(Stored data entries)
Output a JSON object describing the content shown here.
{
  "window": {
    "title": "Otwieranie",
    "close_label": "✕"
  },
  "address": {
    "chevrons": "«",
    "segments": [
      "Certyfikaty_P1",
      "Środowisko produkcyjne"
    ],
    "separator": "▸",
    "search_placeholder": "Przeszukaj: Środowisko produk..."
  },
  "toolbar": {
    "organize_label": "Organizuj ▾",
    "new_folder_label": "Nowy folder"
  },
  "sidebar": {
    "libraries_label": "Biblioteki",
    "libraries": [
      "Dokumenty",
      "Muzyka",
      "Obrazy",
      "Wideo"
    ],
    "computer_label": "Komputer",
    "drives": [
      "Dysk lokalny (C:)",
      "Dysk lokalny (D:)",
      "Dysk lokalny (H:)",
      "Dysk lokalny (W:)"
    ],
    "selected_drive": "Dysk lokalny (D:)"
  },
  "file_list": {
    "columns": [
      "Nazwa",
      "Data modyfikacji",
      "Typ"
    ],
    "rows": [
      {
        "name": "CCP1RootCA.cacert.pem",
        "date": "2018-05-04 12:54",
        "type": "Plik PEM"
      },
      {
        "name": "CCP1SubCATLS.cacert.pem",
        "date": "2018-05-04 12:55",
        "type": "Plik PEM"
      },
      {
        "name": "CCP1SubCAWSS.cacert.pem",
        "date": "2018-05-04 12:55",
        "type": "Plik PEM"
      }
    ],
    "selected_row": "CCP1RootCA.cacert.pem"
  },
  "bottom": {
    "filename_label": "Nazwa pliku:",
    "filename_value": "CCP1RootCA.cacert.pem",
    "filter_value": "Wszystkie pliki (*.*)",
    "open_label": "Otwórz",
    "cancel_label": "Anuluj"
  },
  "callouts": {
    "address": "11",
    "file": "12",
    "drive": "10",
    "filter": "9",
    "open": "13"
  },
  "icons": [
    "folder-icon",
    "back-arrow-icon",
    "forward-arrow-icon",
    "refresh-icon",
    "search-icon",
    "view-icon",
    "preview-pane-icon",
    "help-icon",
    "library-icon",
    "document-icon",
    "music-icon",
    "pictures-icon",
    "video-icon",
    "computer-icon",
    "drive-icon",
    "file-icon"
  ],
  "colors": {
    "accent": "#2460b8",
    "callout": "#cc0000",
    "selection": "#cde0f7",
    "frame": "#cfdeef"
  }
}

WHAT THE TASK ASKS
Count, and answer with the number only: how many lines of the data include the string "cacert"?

EXPECTED ANSWER
5